In hard-to-reach areas like Ikongo, the distance between households and health care facilities is significant, and there is a lack of transportation. "After seeing my son's condition deteriorate, I decided to go to the nearest health center,” said Soanary, the mother of a 4-year-old boy suffering from malnutrition and malaria. “To get here, I had to walk for four hours and cross through water, carrying my son on my back.” Soanary isn't the only one facing this situation. As a result, people only seek medical care when their health has deteriorated to a critical condition.

A mother cradles her child in her lap on a hospital bed.
Ravoavy brought her 4-year-old son Razafiasy to MSF's facility for treatment for malaria and malnutrition.
Madagascar 2024 © Coralie Mulliez/MSF

Climate change is at the heart of the crisis

Madagascar has been severely affected by extreme weather events that challenge access to health facilities and threaten the overall state of health and nutrition. This situation has played a significant role in the rise of malaria and malnutrition.

According to the World Health Organization, the rates of malaria cases and deaths from malaria increased by 25 to 55 percent between 2015 and 2022. The 2023 World Malaria Report highlights that these rates surged by more than 100 percent between 2000 and 2022.

People next to a muddy river in Madagascar.
The Ikongo district is often hit by extreme weather conditions and cyclones, further limiting people’s already restricted access to health care.
Madagascar 2024 © Coralie Mulliez/MSF

Changes in temperature and rainfall have resulted in floods and significant heat waves that impact the behavior and survival of anopheles mosquitoes which spread malaria, leading to increased disease transmission within communities. In Ikongo district, which already experiences a humid tropical climate, the effects of climate change are particularly severe: Many villages in Ikongo are surrounded by marshes and rivers, and heavy rains cause the flooding of plantations and rice fields, worsening the already precarious nutritional conditions in the area. "During the rainy season, our health centers receive a lot of malaria cases," explained Evelyne, a nurse at the Ikongo primary health center. 

Often, children with malaria also have malnutrition. "We have at least one new case of a malnourished child who also suffers from severe malaria every week during the rainy season," said Dr. Nantenaina, a doctor at the intensive therapeutic feeding center operated by MSF.

MSF teams at the Ikongo regional hospital measure a child's mid-upper arm circumference to diagnose malnutrition.
MSF teams at the Ikongo regional hospital measure a child's mid-upper arm circumference to diagnose malnutrition.
Madagascar 2024 © Coralie Mulliez/MSF

Our work in Ikongo
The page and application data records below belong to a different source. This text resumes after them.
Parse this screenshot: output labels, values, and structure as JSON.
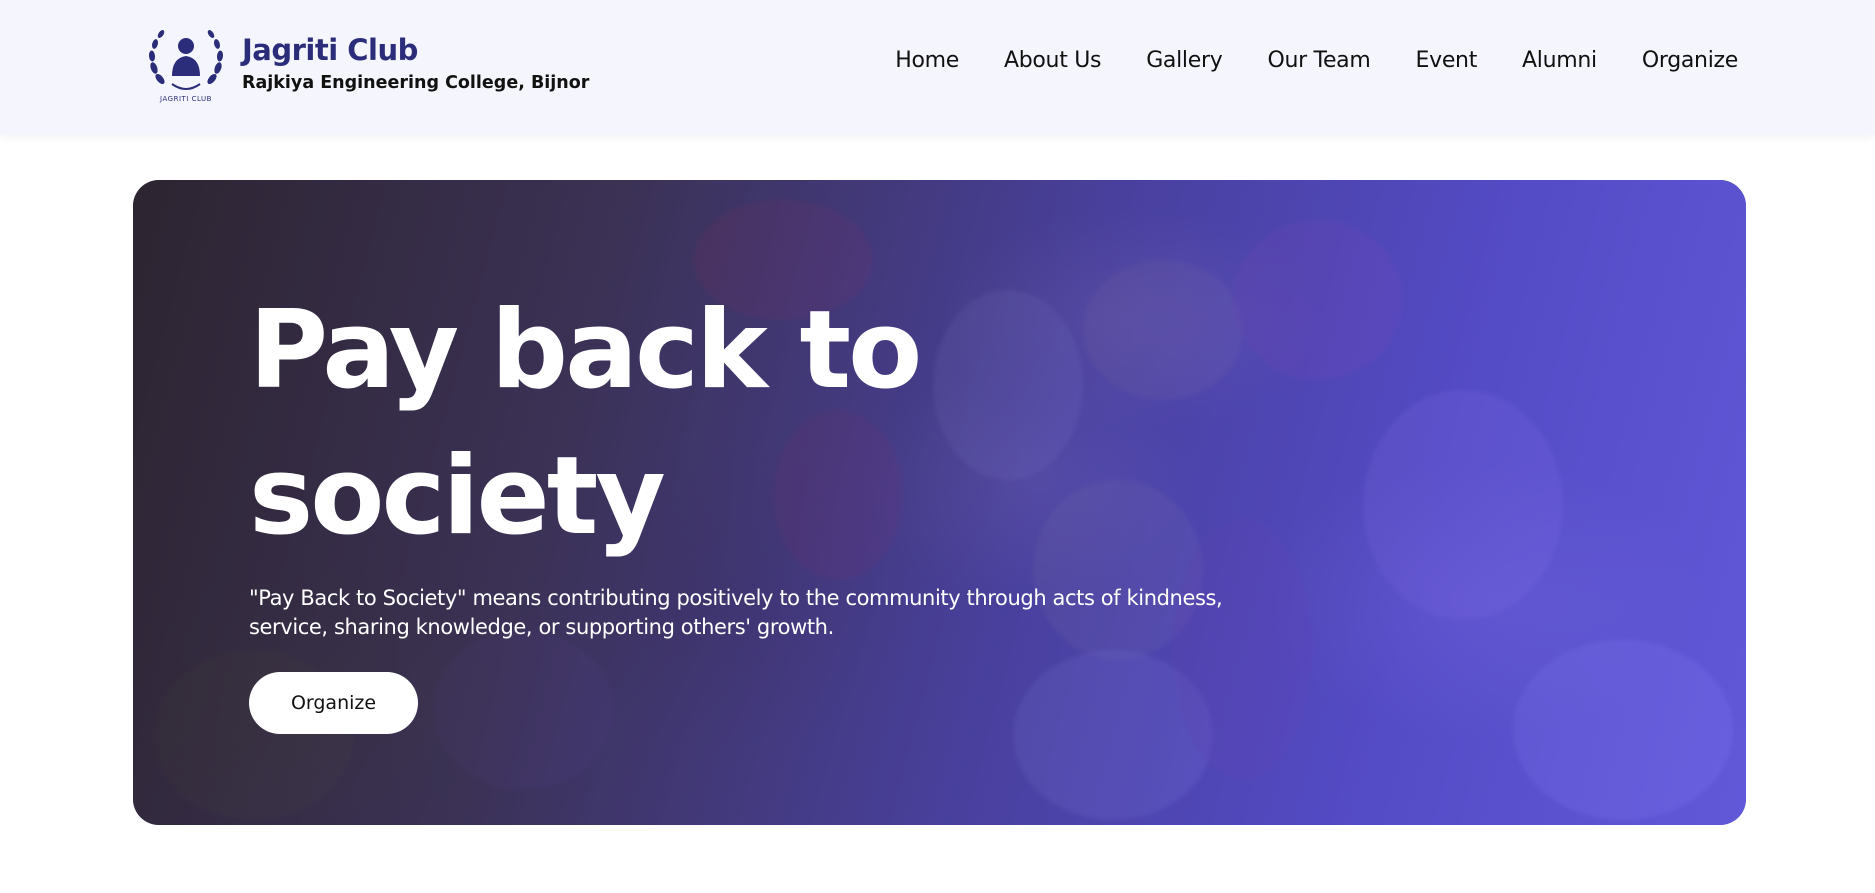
{
  "header": {
    "brand_title": "Jagriti Club",
    "brand_subtitle": "Rajkiya Engineering College, Bijnor",
    "logo_caption": "JAGRITI CLUB",
    "nav": [
      {
        "label": "Home"
      },
      {
        "label": "About Us"
      },
      {
        "label": "Gallery"
      },
      {
        "label": "Our Team"
      },
      {
        "label": "Event"
      },
      {
        "label": "Alumni"
      },
      {
        "label": "Organize"
      }
    ]
  },
  "hero": {
    "title": "Pay back to society",
    "description": "\"Pay Back to Society\" means contributing positively to the community through acts of kindness, service, sharing knowledge, or supporting others' growth.",
    "button_label": "Organize"
  },
  "colors": {
    "header_bg": "#f5f6fd",
    "brand": "#2b2d7a",
    "overlay_accent": "#5a50e0"
  }
}
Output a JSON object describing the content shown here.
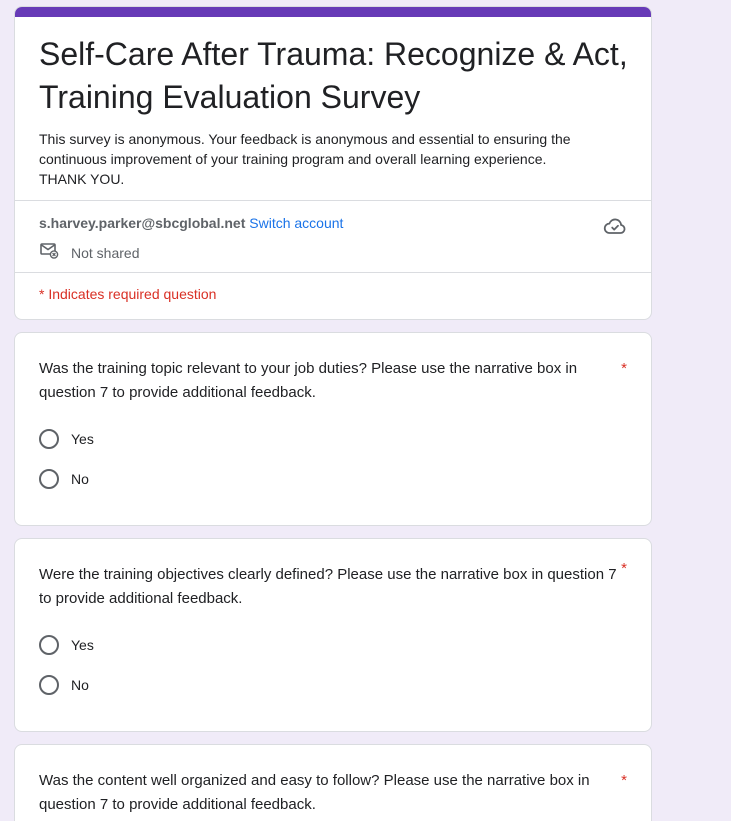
{
  "header": {
    "title": "Self-Care After Trauma:  Recognize & Act, Training Evaluation Survey",
    "description_lines": [
      "This survey is anonymous.   Your feedback is anonymous and essential to ensuring the",
      "continuous improvement of your training program and overall learning experience.",
      "THANK YOU."
    ],
    "account_email": "s.harvey.parker@sbcglobal.net",
    "switch_account_label": "Switch account",
    "share_status": "Not shared",
    "required_note": "* Indicates required question",
    "accent_color": "#673ab7",
    "icons": [
      "cloud-save-icon",
      "mail-not-shared-icon"
    ]
  },
  "questions": [
    {
      "text": "Was the training topic relevant to your job duties?  Please use the narrative box in question 7 to provide additional feedback.",
      "required_mark": "*",
      "options": [
        "Yes",
        "No"
      ]
    },
    {
      "text": "Were the training objectives clearly defined?  Please use the narrative box in question 7 to provide additional feedback.",
      "required_mark": "*",
      "options": [
        "Yes",
        "No"
      ]
    },
    {
      "text": "Was the content well organized and easy to follow?  Please use the narrative box in question 7 to provide additional feedback.",
      "required_mark": "*",
      "options": []
    }
  ]
}
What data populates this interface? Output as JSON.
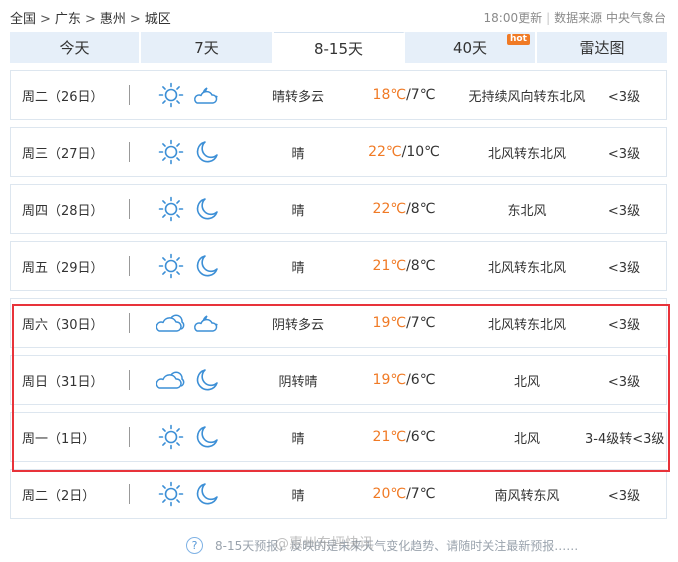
{
  "breadcrumb": {
    "items": [
      "全国",
      "广东",
      "惠州",
      "城区"
    ],
    "separator": ">"
  },
  "update": {
    "time": "18:00更新",
    "source": "数据来源 中央气象台"
  },
  "tabs": [
    {
      "label": "今天",
      "active": false
    },
    {
      "label": "7天",
      "active": false
    },
    {
      "label": "8-15天",
      "active": true
    },
    {
      "label": "40天",
      "active": false,
      "badge": "hot"
    },
    {
      "label": "雷达图",
      "active": false
    }
  ],
  "rows": [
    {
      "date": "周二（26日）",
      "icon_day": "sun-icon",
      "icon_night": "cloudy-night-icon",
      "desc": "晴转多云",
      "high": "18℃",
      "low": "/7℃",
      "wind": "无持续风向转东北风",
      "level": "<3级"
    },
    {
      "date": "周三（27日）",
      "icon_day": "sun-icon",
      "icon_night": "moon-icon",
      "desc": "晴",
      "high": "22℃",
      "low": "/10℃",
      "wind": "北风转东北风",
      "level": "<3级"
    },
    {
      "date": "周四（28日）",
      "icon_day": "sun-icon",
      "icon_night": "moon-icon",
      "desc": "晴",
      "high": "22℃",
      "low": "/8℃",
      "wind": "东北风",
      "level": "<3级"
    },
    {
      "date": "周五（29日）",
      "icon_day": "sun-icon",
      "icon_night": "moon-icon",
      "desc": "晴",
      "high": "21℃",
      "low": "/8℃",
      "wind": "北风转东北风",
      "level": "<3级"
    },
    {
      "date": "周六（30日）",
      "icon_day": "overcast-icon",
      "icon_night": "cloudy-night-icon",
      "desc": "阴转多云",
      "high": "19℃",
      "low": "/7℃",
      "wind": "北风转东北风",
      "level": "<3级"
    },
    {
      "date": "周日（31日）",
      "icon_day": "overcast-icon",
      "icon_night": "moon-icon",
      "desc": "阴转晴",
      "high": "19℃",
      "low": "/6℃",
      "wind": "北风",
      "level": "<3级"
    },
    {
      "date": "周一（1日）",
      "icon_day": "sun-icon",
      "icon_night": "moon-icon",
      "desc": "晴",
      "high": "21℃",
      "low": "/6℃",
      "wind": "北风",
      "level": "3-4级转<3级"
    },
    {
      "date": "周二（2日）",
      "icon_day": "sun-icon",
      "icon_night": "moon-icon",
      "desc": "晴",
      "high": "20℃",
      "low": "/7℃",
      "wind": "南风转东风",
      "level": "<3级"
    }
  ],
  "footer": {
    "help": "?",
    "text": "8-15天预报，反映的是未来天气变化趋势、请随时关注最新预报……"
  },
  "watermark": "@惠州东坪快讯",
  "colors": {
    "accent": "#f07a25",
    "tab_bg": "#e6eff9",
    "icon": "#3c8fd6",
    "highlight_border": "#e8333a"
  }
}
MSF has been present in Ikongo since 2022. Between then and March 2024, MSF medical teams collaborating with Madagascar health authorities and health promoters diagnosed and treated 2,205 children suffering from both malnutrition and malaria, including 256 cases this year. In response to food insecurity exacerbated by climate-related weather events such as cyclones, MSF teams have increased activities in the southern part of Madagascar, which has been the most affected. Currently, MSF is supporting seven primary health centers and two intensive nutritional clinics to diagnose and treat malnourished children in Ikongo district.